On the manicured and patrolled sections of the slopes on Thursday morning temperatures were recorded at around 21 degrees. On the ground conditions included six new inches of snow over the previous 36 hours, with two inches of snow falling in the previous day. That snowfall brought the total snowpack at the summit up to 126 inches with 76 inches piled up near the base of the skiing area.
Unfortunately for the unwashed masses, daily lift tickets have already sold out for Saturday’s runs at White Pass, which means only season ticket holders will be able to show up unannounced and still have a good time. However, the Nordic skiing area is open Thursday through Sunday each week, plus holidays, while the tubing area is open Wednesdays and Fridays at 11:30 a.m., and Saturdays and Sundays at 9:30 a.m.
On Thursday afternoon, Mt. Hood Meadows was enjoying temperatures just below 30 degrees with one new inch of snow to note over the previous 12 hours. However, the previous two days saw 13 inches of fresh snow pile up at the ski area. That snowfall brought the snowpack up to 172 inches halfway up the slopes and 132 inches around the base.

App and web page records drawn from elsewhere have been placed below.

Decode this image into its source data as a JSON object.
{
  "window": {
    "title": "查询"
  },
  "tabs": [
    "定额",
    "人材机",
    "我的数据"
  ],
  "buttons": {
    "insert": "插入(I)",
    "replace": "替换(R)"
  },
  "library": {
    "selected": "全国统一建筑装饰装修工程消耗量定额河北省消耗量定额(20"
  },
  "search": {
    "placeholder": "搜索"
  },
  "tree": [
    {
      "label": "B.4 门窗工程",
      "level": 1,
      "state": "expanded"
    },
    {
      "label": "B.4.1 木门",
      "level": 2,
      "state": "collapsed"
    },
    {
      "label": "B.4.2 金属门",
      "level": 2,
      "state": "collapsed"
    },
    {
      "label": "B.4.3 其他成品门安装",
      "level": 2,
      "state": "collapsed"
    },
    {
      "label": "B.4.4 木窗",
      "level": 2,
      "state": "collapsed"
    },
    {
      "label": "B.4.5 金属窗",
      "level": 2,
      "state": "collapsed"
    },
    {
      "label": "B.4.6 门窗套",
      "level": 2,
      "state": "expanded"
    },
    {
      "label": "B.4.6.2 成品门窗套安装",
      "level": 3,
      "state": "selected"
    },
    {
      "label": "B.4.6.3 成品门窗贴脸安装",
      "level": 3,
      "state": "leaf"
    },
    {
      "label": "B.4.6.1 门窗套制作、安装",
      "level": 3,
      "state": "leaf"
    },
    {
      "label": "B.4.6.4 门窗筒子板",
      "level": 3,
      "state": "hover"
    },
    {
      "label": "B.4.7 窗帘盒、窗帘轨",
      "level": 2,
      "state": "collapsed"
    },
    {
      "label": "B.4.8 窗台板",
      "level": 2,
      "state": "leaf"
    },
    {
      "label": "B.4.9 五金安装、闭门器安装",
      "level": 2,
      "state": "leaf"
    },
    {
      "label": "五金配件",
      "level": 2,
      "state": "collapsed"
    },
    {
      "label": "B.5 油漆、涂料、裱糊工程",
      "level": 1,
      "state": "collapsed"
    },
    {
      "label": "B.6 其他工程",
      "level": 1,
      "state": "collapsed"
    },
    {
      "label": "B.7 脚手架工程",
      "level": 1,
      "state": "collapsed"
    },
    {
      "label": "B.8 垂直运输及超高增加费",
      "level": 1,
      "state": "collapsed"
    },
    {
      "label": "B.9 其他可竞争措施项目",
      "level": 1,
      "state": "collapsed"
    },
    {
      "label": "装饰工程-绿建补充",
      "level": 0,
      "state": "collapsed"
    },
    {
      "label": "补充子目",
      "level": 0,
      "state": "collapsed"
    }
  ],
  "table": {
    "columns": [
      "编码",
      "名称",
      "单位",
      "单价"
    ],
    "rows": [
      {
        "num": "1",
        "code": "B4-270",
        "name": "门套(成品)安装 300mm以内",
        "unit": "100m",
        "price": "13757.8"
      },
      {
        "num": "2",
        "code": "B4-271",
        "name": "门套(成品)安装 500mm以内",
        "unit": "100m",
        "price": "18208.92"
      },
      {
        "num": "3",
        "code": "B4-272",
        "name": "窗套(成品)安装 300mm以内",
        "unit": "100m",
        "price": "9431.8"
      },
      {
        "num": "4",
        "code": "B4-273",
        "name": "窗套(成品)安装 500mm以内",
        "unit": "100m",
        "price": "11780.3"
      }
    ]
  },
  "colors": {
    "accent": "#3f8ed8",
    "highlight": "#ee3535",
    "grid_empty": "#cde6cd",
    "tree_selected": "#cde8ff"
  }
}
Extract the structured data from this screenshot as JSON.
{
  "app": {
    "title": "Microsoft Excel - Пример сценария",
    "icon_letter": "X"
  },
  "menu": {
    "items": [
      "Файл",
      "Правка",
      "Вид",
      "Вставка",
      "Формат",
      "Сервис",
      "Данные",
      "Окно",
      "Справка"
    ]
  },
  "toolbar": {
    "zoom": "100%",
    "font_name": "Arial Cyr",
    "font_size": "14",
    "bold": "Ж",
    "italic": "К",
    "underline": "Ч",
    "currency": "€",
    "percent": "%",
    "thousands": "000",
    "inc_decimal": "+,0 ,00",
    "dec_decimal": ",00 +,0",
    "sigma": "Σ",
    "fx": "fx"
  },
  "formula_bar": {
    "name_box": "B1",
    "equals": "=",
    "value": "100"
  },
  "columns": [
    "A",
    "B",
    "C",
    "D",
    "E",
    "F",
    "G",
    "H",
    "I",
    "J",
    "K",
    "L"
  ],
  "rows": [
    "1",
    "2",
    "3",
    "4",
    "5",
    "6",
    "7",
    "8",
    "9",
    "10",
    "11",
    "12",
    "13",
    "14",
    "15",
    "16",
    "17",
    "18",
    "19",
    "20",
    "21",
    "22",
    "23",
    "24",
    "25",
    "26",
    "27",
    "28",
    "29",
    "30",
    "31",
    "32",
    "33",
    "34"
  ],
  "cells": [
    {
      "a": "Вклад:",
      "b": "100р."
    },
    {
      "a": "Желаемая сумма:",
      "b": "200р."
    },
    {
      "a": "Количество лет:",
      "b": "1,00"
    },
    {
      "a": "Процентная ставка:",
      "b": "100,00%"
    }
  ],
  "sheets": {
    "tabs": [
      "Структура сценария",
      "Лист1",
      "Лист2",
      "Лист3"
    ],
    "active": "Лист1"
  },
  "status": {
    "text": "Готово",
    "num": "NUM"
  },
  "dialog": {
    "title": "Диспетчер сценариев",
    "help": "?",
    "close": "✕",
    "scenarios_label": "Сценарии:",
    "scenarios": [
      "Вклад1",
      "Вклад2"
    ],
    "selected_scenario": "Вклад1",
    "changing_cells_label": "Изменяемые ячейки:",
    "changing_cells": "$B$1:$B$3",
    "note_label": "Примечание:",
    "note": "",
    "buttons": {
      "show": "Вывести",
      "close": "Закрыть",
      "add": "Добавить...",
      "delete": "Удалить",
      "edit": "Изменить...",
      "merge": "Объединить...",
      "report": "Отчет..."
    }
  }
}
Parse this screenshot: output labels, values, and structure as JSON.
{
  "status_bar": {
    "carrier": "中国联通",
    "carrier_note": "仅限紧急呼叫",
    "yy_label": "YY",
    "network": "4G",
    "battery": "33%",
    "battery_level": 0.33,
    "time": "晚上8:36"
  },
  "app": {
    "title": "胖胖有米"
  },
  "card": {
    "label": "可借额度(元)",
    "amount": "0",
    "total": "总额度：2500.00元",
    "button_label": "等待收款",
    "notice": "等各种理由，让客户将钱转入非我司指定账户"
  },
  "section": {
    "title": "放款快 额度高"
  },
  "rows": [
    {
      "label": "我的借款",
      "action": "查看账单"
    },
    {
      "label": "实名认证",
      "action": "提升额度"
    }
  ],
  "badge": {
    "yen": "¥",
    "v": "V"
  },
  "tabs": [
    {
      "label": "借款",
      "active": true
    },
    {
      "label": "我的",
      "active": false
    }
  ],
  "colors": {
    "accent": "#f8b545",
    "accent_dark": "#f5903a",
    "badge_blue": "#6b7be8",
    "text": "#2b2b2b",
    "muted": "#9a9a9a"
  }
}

“Deep snow makes for great fun, and also has the potential to create great danger—so take the time to practice deep snow safety and stay close to your buddy today,” read a conditions report on the Mt. Hood Meadows website. “Avalanche danger is real: respect closures and bring your safety gear (beacon, shovel, probe, and partner) so you can have an awesome and safe day shredding freshies on the slopes.”